Canada: new food guide warns against alcohol use
The newly published food guide includes alcohol and warns about the health risks associated with alcohol consumption.
The new food guide introduced by Canada after 12 years, has recognized alcohol as a “leading global health concern”. Food and nutrition experts of the country have welcomed this improved stance on alcohol as a co-ordinated strategy is necessary in dealing with this growing health issue.
The guide notes the relationship alcohol consumption has with seven types of cancer including liver, mouth, colorectal and breast, as well as other serious health conditions related to alcohol use including hypertension and liver disease. It focuses on the social issues of alcohol consumption and points out the 3100 deaths and 77,000 hospitalizations which were related to alcohol in 2016.
It further advises people who have never consumed alcohol to not start and while there is no safe limit for alcohol consumption, the users of alcohol are advised to limit use to Canada’s Low-Risk Alcohol Drinking Guidelines.
The improvement of the new food guideline, including alcohol harm, is based on long-standing research.
Lack of national alcohol control act
Currently, Canada does not have an alcohol act. There is some regulation through the Food and Drugs Act and the Excise Tax Act, but an overarching regulatory body is necessary to launch a comprehensive strategy on alcohol encompassing health, pricing, advertising and other alcohol policy measures.
In Canada, men using alcohol have extremely high per capita consumption of almost 19 liters pure alcohol per year, which puts them at a very high risk to suffer from alcohol harm. Males also suffer from increased alcohol dependency disorders and increased alcohol dependence when compared to the wider American region.

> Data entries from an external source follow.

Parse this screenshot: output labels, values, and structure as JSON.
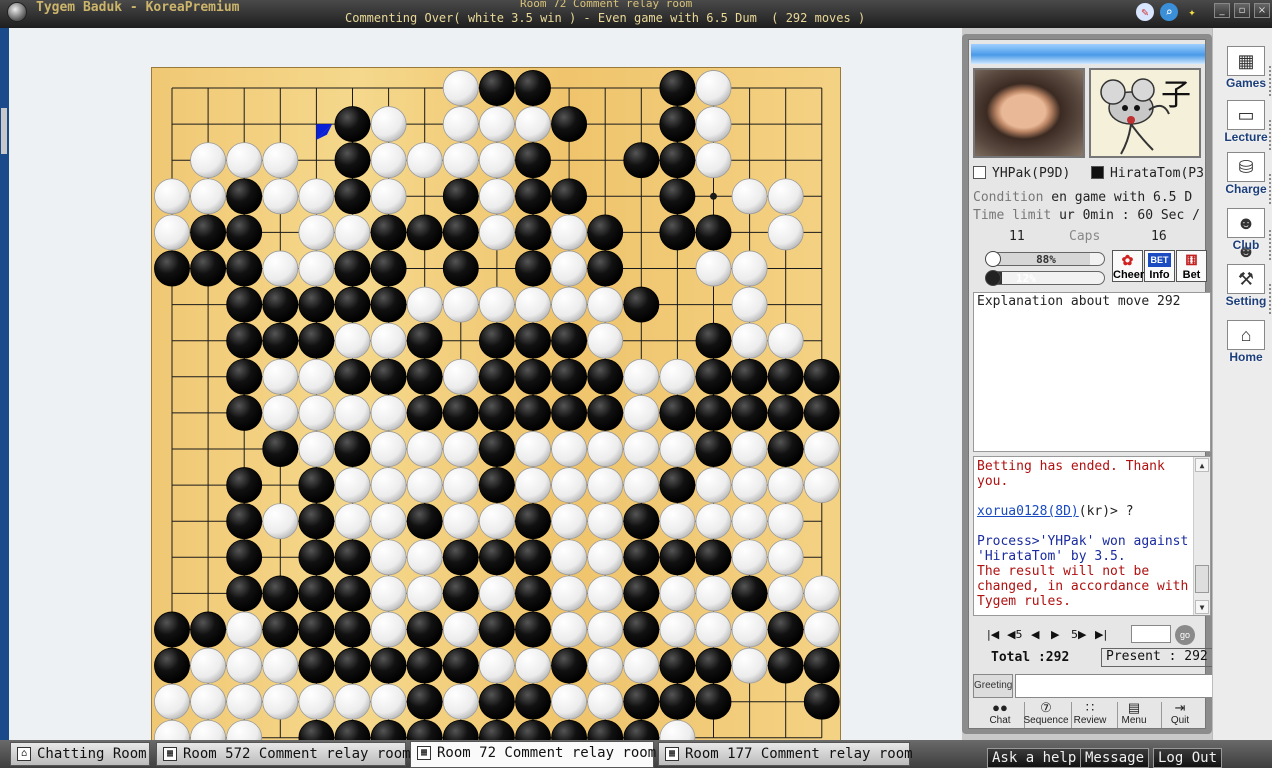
{
  "window": {
    "title": "Tygem Baduk - KoreaPremium",
    "room_line": "Room 72 Comment relay room",
    "status": "Commenting Over( white 3.5 win ) - Even game with 6.5 Dum  ( 292 moves )"
  },
  "board": {
    "size": 19,
    "rows": [
      "........WBB...BW...",
      ".....BW.WWWB..BW...",
      ".WWW.BWWWWB..BBW...",
      "WWBWWBW.BWBB..B.WW.",
      "WBB.WWBBBWBWB.BB.W.",
      "BBBWWBB.B.BWB..WW..",
      "..BBBBBWWWWWWB..W..",
      "..BBBWWB.BBBW..BWW.",
      "..BWWBBBWBBBBWWBBBB",
      "..BWWWWBBBBBBWBBBBB",
      "...BWBWWWBWWWWWBWBW",
      "..B.BWWWWBWWWWBWWWW",
      "..BWBWWBWWBWWBWWWW.",
      "..B.BBWWBBBWWBBBWW.",
      "..BBBBWWBWBWWBWWBWW",
      "BBWBBBWBWBBWWBWWWBW",
      "BWWWBBBBBWWBWWBBWBB",
      "WWWWWWWBWBBWWBBB..B",
      "WWW.BBBBBBBBBBW...."
    ],
    "last_move": {
      "row": 1,
      "col": 4,
      "color": "W"
    },
    "colors": {
      "board": "#f4d386",
      "line": "#1a1a1a",
      "marker": "#0a1fd8"
    }
  },
  "players": {
    "white": {
      "name": "YHPak(P9D)",
      "caps": "11"
    },
    "black": {
      "name": "HirataTom(P3",
      "caps": "16",
      "badge_char": "子"
    }
  },
  "info": {
    "condition_label": "Condition",
    "condition_value": "en game with 6.5 D",
    "time_label": "Time limit",
    "time_value": "ur 0min : 60 Sec /",
    "caps_label": "Caps",
    "white_bar_text": "88%",
    "white_bar_fill": 0.88,
    "black_bar_text": "12%",
    "black_bar_fill": 0.12,
    "buttons": [
      {
        "label": "Cheer",
        "icon": "cheer-icon"
      },
      {
        "label": "Info",
        "icon": "bet-info-icon",
        "badge": "BET"
      },
      {
        "label": "Bet",
        "icon": "bet-dice-icon"
      }
    ]
  },
  "explanation": "Explanation about move 292",
  "chat": [
    {
      "text": "Betting has ended. Thank\nyou.",
      "color": "#b01010"
    },
    {
      "text": "",
      "color": "#000"
    },
    {
      "user": "xorua0128(8D)",
      "text": "(kr)> ?",
      "color": "#222"
    },
    {
      "text": "",
      "color": "#000"
    },
    {
      "text": "Process>'YHPak' won against\n'HirataTom' by 3.5.",
      "color": "#1a2ca0"
    },
    {
      "text": "The result will not be\nchanged, in accordance with\nTygem rules.",
      "color": "#b01010"
    }
  ],
  "nav": {
    "buttons": [
      "|◀",
      "◀5",
      "◀",
      "▶",
      "5▶",
      "▶|"
    ],
    "go_label": "go",
    "total": "Total :292",
    "present": "Present : 292"
  },
  "greeting": {
    "label": "Greeting"
  },
  "tools": [
    {
      "label": "Chat",
      "icon": "chat-icon",
      "glyph": "●●"
    },
    {
      "label": "Sequence",
      "icon": "sequence-icon",
      "glyph": "⑦"
    },
    {
      "label": "Review",
      "icon": "review-icon",
      "glyph": "∷"
    },
    {
      "label": "Menu",
      "icon": "menu-icon",
      "glyph": "▤"
    },
    {
      "label": "Quit",
      "icon": "quit-icon",
      "glyph": "⇥"
    }
  ],
  "right_menu": [
    {
      "label": "Games",
      "icon": "games-icon",
      "glyph": "▦"
    },
    {
      "label": "Lecture",
      "icon": "lecture-icon",
      "glyph": "▭"
    },
    {
      "label": "Charge",
      "icon": "charge-icon",
      "glyph": "⛁"
    },
    {
      "label": "Club",
      "icon": "club-icon",
      "glyph": "☻☻"
    },
    {
      "label": "Setting",
      "icon": "setting-icon",
      "glyph": "⚒"
    },
    {
      "label": "Home",
      "icon": "home-icon",
      "glyph": "⌂"
    }
  ],
  "tabs": [
    {
      "label": "Chatting Room",
      "icon": "house-icon",
      "glyph": "⌂",
      "active": false
    },
    {
      "label": "Room 572 Comment relay room",
      "icon": "board-icon",
      "glyph": "▦",
      "active": false
    },
    {
      "label": "Room 72 Comment relay room",
      "icon": "board-icon",
      "glyph": "▦",
      "active": true
    },
    {
      "label": "Room 177 Comment relay room",
      "icon": "board-icon",
      "glyph": "▦",
      "active": false
    }
  ],
  "footer_buttons": [
    "Ask a help",
    "Message",
    "Log Out"
  ]
}
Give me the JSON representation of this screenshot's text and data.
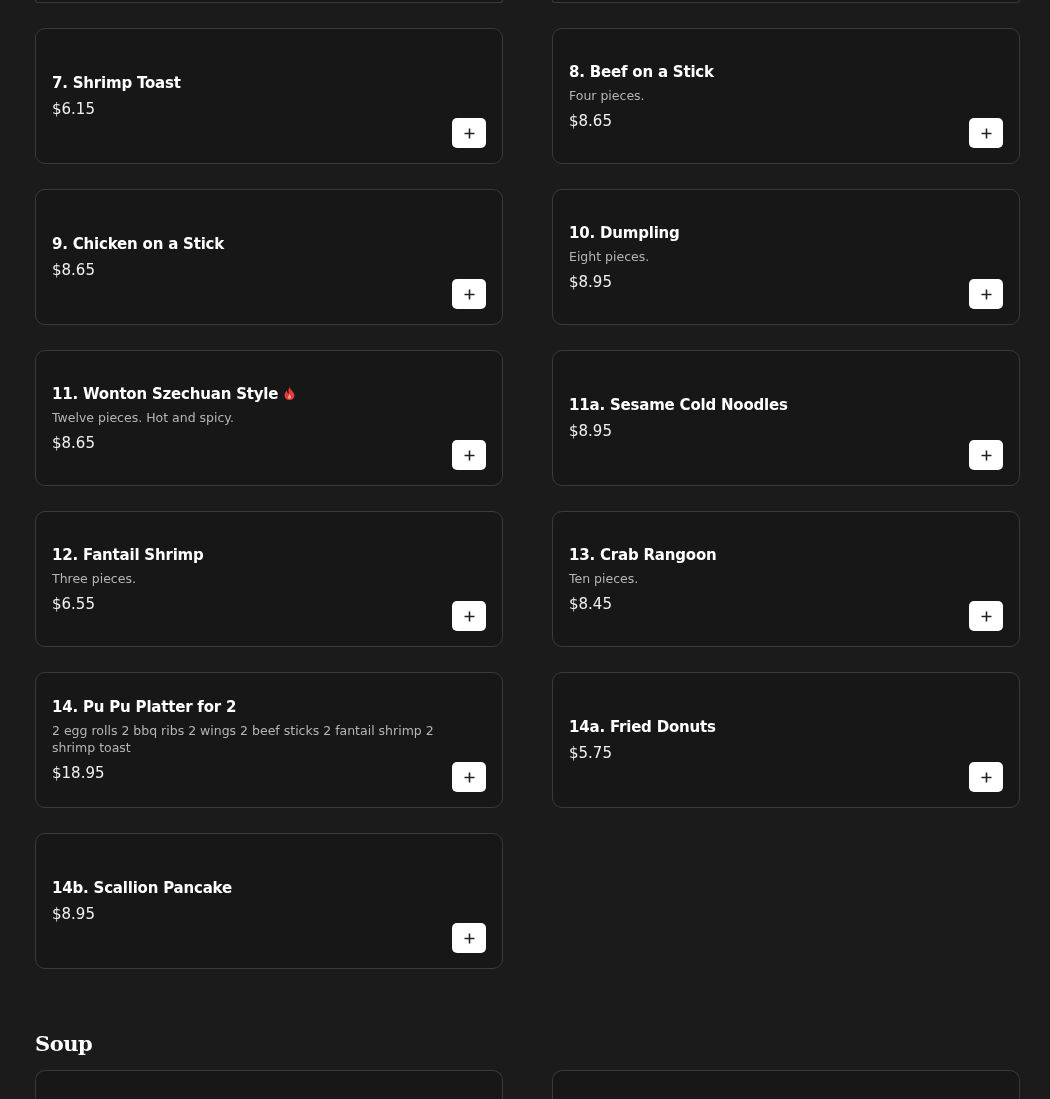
{
  "rows": [
    {
      "items": [
        {
          "name": "7. Shrimp Toast",
          "price": "$6.15",
          "spicy": false
        },
        {
          "name": "8. Beef on a Stick",
          "description": "Four pieces.",
          "price": "$8.65",
          "spicy": false
        }
      ]
    },
    {
      "items": [
        {
          "name": "9. Chicken on a Stick",
          "price": "$8.65",
          "spicy": false
        },
        {
          "name": "10. Dumpling",
          "description": "Eight pieces.",
          "price": "$8.95",
          "spicy": false
        }
      ]
    },
    {
      "items": [
        {
          "name": "11. Wonton Szechuan Style",
          "description": "Twelve pieces. Hot and spicy.",
          "price": "$8.65",
          "spicy": true
        },
        {
          "name": "11a. Sesame Cold Noodles",
          "price": "$8.95",
          "spicy": false
        }
      ]
    },
    {
      "items": [
        {
          "name": "12. Fantail Shrimp",
          "description": "Three pieces.",
          "price": "$6.55",
          "spicy": false
        },
        {
          "name": "13. Crab Rangoon",
          "description": "Ten pieces.",
          "price": "$8.45",
          "spicy": false
        }
      ]
    },
    {
      "items": [
        {
          "name": "14. Pu Pu Platter for 2",
          "description": "2 egg rolls 2 bbq ribs 2 wings 2 beef sticks 2 fantail shrimp 2 shrimp toast",
          "price": "$18.95",
          "spicy": false
        },
        {
          "name": "14a. Fried Donuts",
          "price": "$5.75",
          "spicy": false
        }
      ]
    },
    {
      "items": [
        {
          "name": "14b. Scallion Pancake",
          "price": "$8.95",
          "spicy": false
        }
      ]
    }
  ],
  "next_section": {
    "title": "Soup"
  }
}
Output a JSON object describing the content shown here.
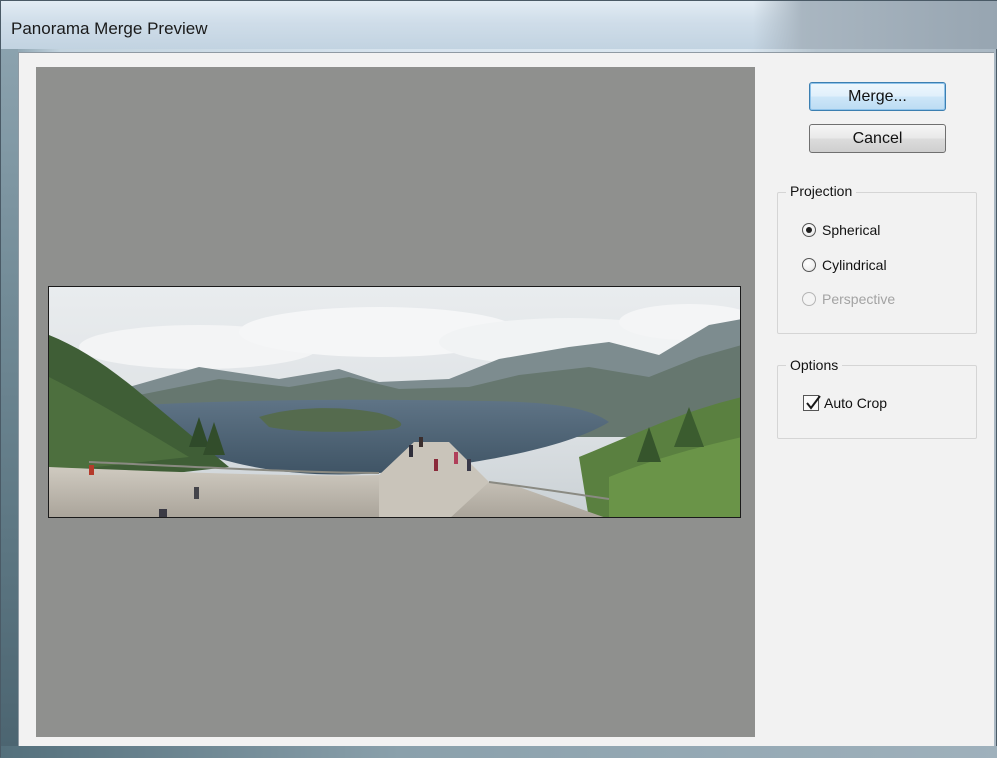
{
  "window": {
    "title": "Panorama Merge Preview"
  },
  "buttons": {
    "merge_label": "Merge...",
    "cancel_label": "Cancel"
  },
  "projection": {
    "legend": "Projection",
    "options": [
      {
        "label": "Spherical",
        "selected": true,
        "enabled": true
      },
      {
        "label": "Cylindrical",
        "selected": false,
        "enabled": true
      },
      {
        "label": "Perspective",
        "selected": false,
        "enabled": false
      }
    ]
  },
  "options": {
    "legend": "Options",
    "auto_crop_label": "Auto Crop",
    "auto_crop_checked": true
  },
  "colors": {
    "preview_background": "#8f908e",
    "dialog_background": "#f2f2f2",
    "default_button_border": "#3c7fb1"
  }
}
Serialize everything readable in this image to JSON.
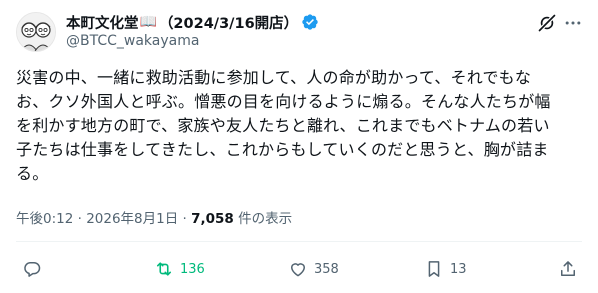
{
  "tweet": {
    "display_name": "本町文化堂",
    "name_emoji": "📖",
    "name_suffix": "（2024/3/16開店）",
    "handle": "@BTCC_wakayama",
    "body_lines": [
      "災害の中、一緒に救助活動に参加して、人の命が助かって、それでもな",
      "お、クソ外国人と呼ぶ。憎悪の目を向けるように煽る。そんな人たちが幅",
      "を利かす地方の町で、家族や友人たちと離れ、これまでもベトナムの若い",
      "子たちは仕事をしてきたし、これからもしていくのだと思うと、胸が詰ま",
      "る。"
    ],
    "timestamp": "午後0:12 · 2026年8月1日 · ",
    "views_count": "7,058",
    "views_label": " 件の表示"
  },
  "actions": {
    "reply_count": "",
    "retweet_count": "136",
    "like_count": "358",
    "bookmark_count": "13"
  },
  "icons": {
    "verified": "verified-badge-icon",
    "grok": "grok-icon",
    "more": "more-icon",
    "reply": "reply-icon",
    "retweet": "retweet-icon",
    "like": "like-icon",
    "bookmark": "bookmark-icon",
    "share": "share-icon"
  },
  "colors": {
    "verified_blue": "#1d9bf0",
    "retweet_green": "#00ba7c",
    "secondary_text": "#536471"
  }
}
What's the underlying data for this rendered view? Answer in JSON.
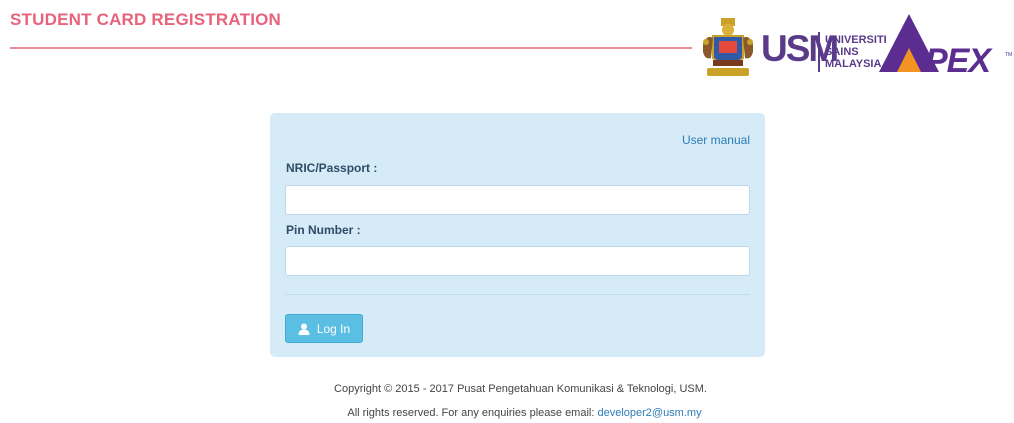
{
  "header": {
    "title": "STUDENT CARD REGISTRATION",
    "usm_mark": "USM",
    "usm_text_lines": [
      "UNIVERSITI",
      "SAINS",
      "MALAYSIA"
    ],
    "apex_text": "APEX"
  },
  "login_panel": {
    "user_manual_link": "User manual",
    "nric_label": "NRIC/Passport :",
    "nric_value": "",
    "pin_label": "Pin Number :",
    "pin_value": "",
    "login_button_label": "Log In"
  },
  "footer": {
    "copyright": "Copyright © 2015 - 2017 Pusat Pengetahuan Komunikasi & Teknologi, USM.",
    "rights_text": "All rights reserved. For any enquiries please email: ",
    "email": "developer2@usm.my"
  },
  "colors": {
    "title": "#e8637a",
    "panel_bg": "#d5ebf7",
    "button": "#5bbfe3",
    "link": "#2e7cb5",
    "usm_purple": "#5a3b8a",
    "apex_purple": "#5b2d91",
    "apex_orange": "#f39323"
  },
  "icons": {
    "login_button_icon": "user-icon"
  }
}
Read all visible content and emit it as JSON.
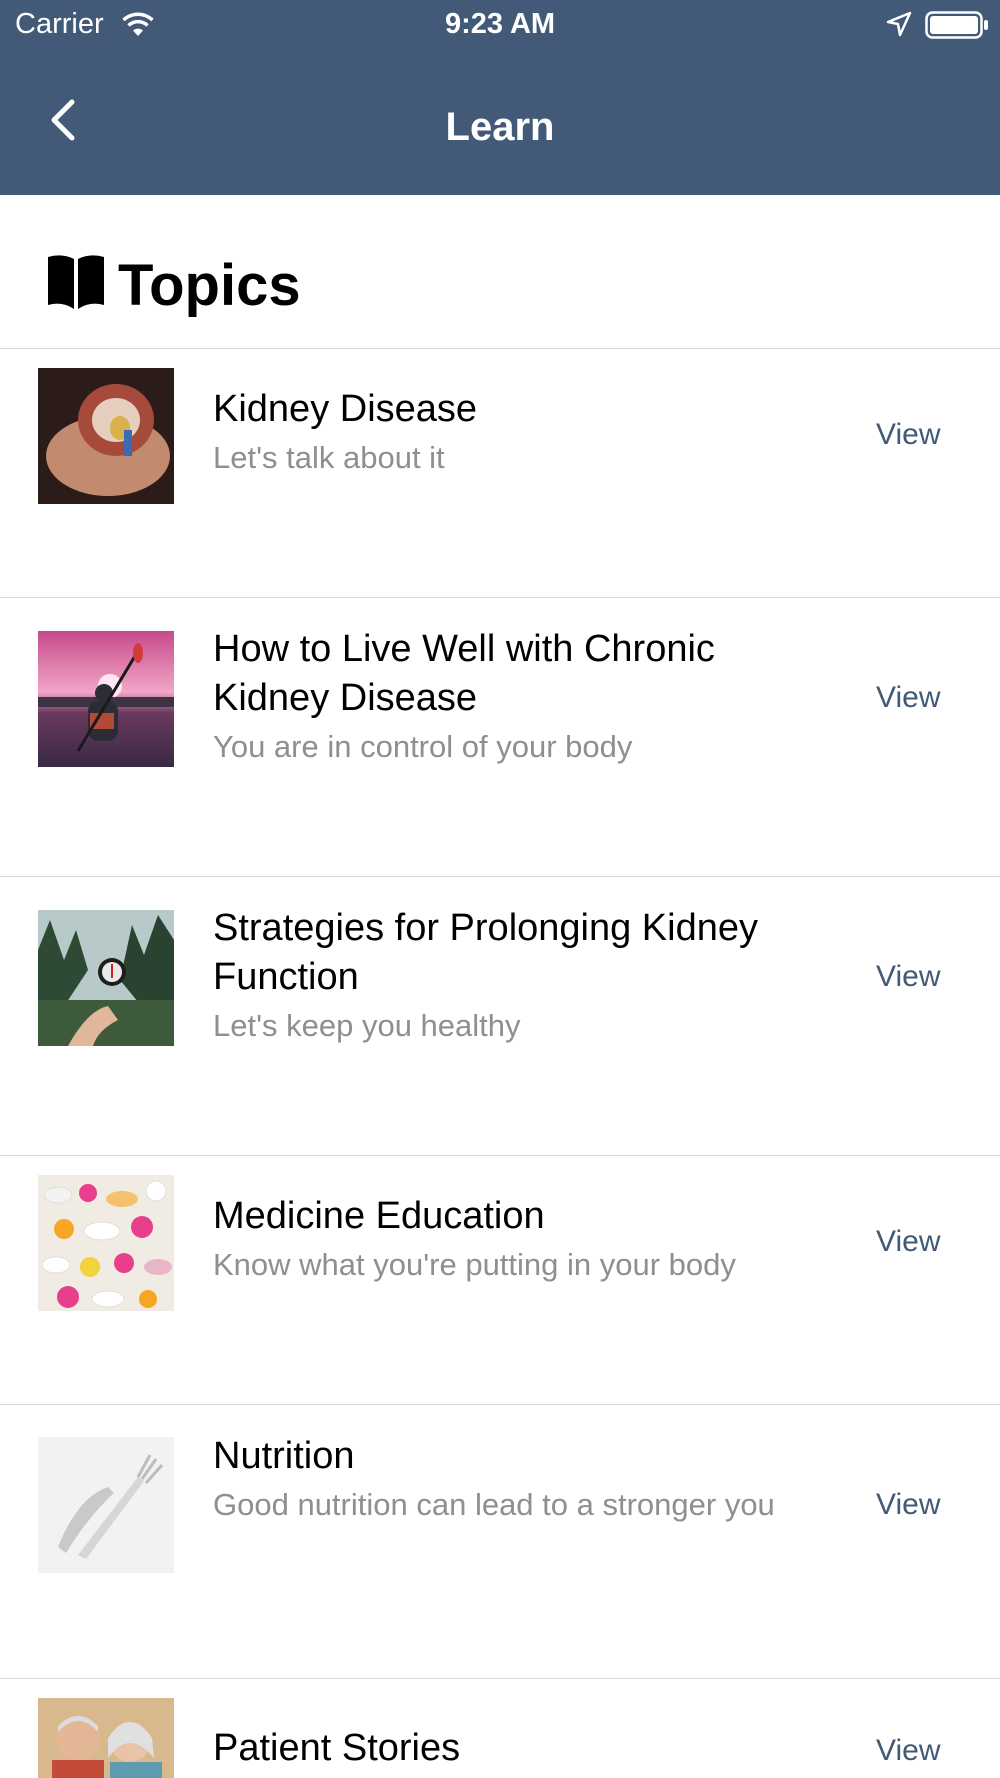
{
  "status_bar": {
    "carrier": "Carrier",
    "time": "9:23 AM",
    "icons": [
      "wifi-icon",
      "location-icon",
      "battery-icon"
    ]
  },
  "nav": {
    "back_icon": "chevron-left-icon",
    "title": "Learn"
  },
  "section": {
    "icon": "book-icon",
    "title": "Topics"
  },
  "topics": [
    {
      "title": "Kidney Disease",
      "subtitle": "Let's talk about it",
      "action": "View",
      "image": "kidney-model-photo"
    },
    {
      "title": "How to Live Well with Chronic Kidney Disease",
      "subtitle": "You are in control of your body",
      "action": "View",
      "image": "kayak-sunset-photo"
    },
    {
      "title": "Strategies for Prolonging Kidney Function",
      "subtitle": "Let's keep you healthy",
      "action": "View",
      "image": "compass-forest-photo"
    },
    {
      "title": "Medicine Education",
      "subtitle": "Know what you're putting in your body",
      "action": "View",
      "image": "pills-photo"
    },
    {
      "title": "Nutrition",
      "subtitle": "Good nutrition can lead to a stronger you",
      "action": "View",
      "image": "fork-knife-photo"
    },
    {
      "title": "Patient Stories",
      "subtitle": "",
      "action": "View",
      "image": "elderly-couple-photo"
    }
  ],
  "colors": {
    "nav_background": "#425a78",
    "accent": "#425a78",
    "subtitle_gray": "#8e8e93",
    "divider": "#d9d9d9"
  }
}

In this context the new food guide addressing health concerns arising from alcohol use, can be the first step for Canada in building a comprehensive alcohol policy in future.
Alcohol being mentioned in this new food guide, to me, is an encouraging sign that moving forward our government might decide to address alcohol in a comprehensive manner that will have significant and long lasting impact on Canadians’ lives,” said Catherine Paradis, the leading expert on alcohol at the Canadian Centre on Substance Use and Addiction, per The Globe and Mail.